- The Palace of Forest of Lebanon was so named because its many pillars were made from the trunks of cedars of Lebanon, giving the appearance of a massive forest (7:2).
- The “Sea of cast metal” was an enormous reservoir of water, holding about 11,500 gallons… and used by the priests for ritual cleansing (7:23).
Some information regarding II Kings:7
- Ancient pagans thought that the magical power of curses could be nullified either by forcing the pronouncer of a curse to retract the statement or by killing him or her so that the curse would accompany that individual to the netherworld (1:6-15).
- Baldness, uncommon among the ancient Jews, was considered an object for mockery, while luxuriant hair seems to have been viewed as a sign of strength and vigor (2:23).
- It is still common for wadis (dry river beds) in the Arabah to become streams after a cloudburst, leaving behind pools of water. The storm may occur far enough away that no sound of wind or rain can be heard, but the water gathers and rushes down the valleys, often taking travelers by surprise (3:20).
- It was commonly assumed throughout the ancient Near East that a diety could be worshipped only on the soil of the nation to which he or she was bound (5:17).
- Women’s makeup was sophisticated: black kohl to outline the eyes, blue eye shadow from lapis lazuli, crushed cochineal to serve as lipstick and scarlet henna to paint fingernails and toenails. There were also powders and an array of perfumes and ointments (9:30).
- It was common in the ancient Near East to seek omens by examining the entrails of sacrificed animals (16:15).
1. Nelson’s Complete Book of Bible Maps and Charts, 1 Kings, p. 111, ISBN 0-7852-1154-3.
2. Number of years varies on source.

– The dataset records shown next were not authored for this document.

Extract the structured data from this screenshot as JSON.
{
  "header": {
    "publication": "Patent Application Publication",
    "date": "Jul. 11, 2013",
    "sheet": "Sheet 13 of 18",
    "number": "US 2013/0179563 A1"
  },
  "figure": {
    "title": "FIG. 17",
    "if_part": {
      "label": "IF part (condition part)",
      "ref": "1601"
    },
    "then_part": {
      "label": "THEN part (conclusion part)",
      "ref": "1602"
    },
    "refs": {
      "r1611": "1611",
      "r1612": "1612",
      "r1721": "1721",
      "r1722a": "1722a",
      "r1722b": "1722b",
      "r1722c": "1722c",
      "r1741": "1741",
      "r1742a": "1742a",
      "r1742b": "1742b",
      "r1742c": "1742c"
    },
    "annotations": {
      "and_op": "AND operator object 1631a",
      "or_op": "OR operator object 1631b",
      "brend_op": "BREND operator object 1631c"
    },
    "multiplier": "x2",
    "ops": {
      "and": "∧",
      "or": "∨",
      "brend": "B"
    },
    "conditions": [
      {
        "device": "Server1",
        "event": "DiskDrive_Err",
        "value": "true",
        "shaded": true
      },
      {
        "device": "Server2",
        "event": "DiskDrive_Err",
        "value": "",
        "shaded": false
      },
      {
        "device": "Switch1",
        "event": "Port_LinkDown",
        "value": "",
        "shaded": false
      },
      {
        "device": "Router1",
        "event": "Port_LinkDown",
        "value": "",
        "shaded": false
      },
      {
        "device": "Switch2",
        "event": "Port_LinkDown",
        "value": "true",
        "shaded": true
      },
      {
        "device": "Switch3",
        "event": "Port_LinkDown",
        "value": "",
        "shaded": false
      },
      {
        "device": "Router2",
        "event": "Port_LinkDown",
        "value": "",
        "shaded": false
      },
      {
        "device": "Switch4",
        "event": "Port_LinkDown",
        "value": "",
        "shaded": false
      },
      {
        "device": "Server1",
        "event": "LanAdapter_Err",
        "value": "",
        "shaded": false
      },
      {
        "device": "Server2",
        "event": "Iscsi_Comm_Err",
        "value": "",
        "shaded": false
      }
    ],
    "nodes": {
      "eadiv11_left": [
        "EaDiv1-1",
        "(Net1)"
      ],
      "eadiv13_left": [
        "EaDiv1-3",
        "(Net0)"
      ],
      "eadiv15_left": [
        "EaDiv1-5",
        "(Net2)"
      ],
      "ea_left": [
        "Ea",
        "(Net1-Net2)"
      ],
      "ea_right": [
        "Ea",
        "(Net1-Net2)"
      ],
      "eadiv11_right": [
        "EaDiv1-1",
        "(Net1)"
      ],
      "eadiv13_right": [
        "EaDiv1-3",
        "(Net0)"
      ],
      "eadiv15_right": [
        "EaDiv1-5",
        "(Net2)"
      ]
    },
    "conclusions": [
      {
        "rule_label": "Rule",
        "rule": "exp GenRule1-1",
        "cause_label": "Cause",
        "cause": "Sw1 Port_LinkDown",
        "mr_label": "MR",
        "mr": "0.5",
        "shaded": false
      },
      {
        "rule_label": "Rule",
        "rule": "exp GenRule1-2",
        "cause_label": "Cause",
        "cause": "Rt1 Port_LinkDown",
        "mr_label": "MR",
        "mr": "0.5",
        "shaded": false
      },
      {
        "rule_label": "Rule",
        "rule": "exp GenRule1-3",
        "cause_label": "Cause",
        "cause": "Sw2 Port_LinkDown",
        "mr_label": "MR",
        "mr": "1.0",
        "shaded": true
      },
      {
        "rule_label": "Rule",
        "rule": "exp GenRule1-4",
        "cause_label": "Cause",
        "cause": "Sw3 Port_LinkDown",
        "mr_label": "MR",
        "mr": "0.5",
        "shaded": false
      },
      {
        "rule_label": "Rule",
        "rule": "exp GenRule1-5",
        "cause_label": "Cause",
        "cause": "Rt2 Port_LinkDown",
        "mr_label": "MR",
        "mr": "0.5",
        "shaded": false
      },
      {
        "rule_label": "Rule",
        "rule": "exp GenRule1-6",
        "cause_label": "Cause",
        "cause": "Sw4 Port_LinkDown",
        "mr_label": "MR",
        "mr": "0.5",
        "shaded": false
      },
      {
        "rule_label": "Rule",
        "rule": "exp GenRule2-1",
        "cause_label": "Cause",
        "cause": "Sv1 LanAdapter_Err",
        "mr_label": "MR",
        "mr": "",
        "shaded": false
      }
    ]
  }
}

Holman Illustrated Bible Dictionary claims 410 years; Kings, Books of; p. 989, ISBN-13 978-0-8054-2836-0.
3. Nelson’s, 1 Kings, p. 113.
4. Nelson’s, 2 Kings, p. 124.
5. Nelson’s, 1 Kings, p. 113, II Kings, p. 126.
6. Archaeological Study Bible, New International Version, p. 480, ISBN-10: 0-310-92605-X.
7. Archaeological Study Bible, New International Version, p. 527, ISBN-10: 0-310-92605-X.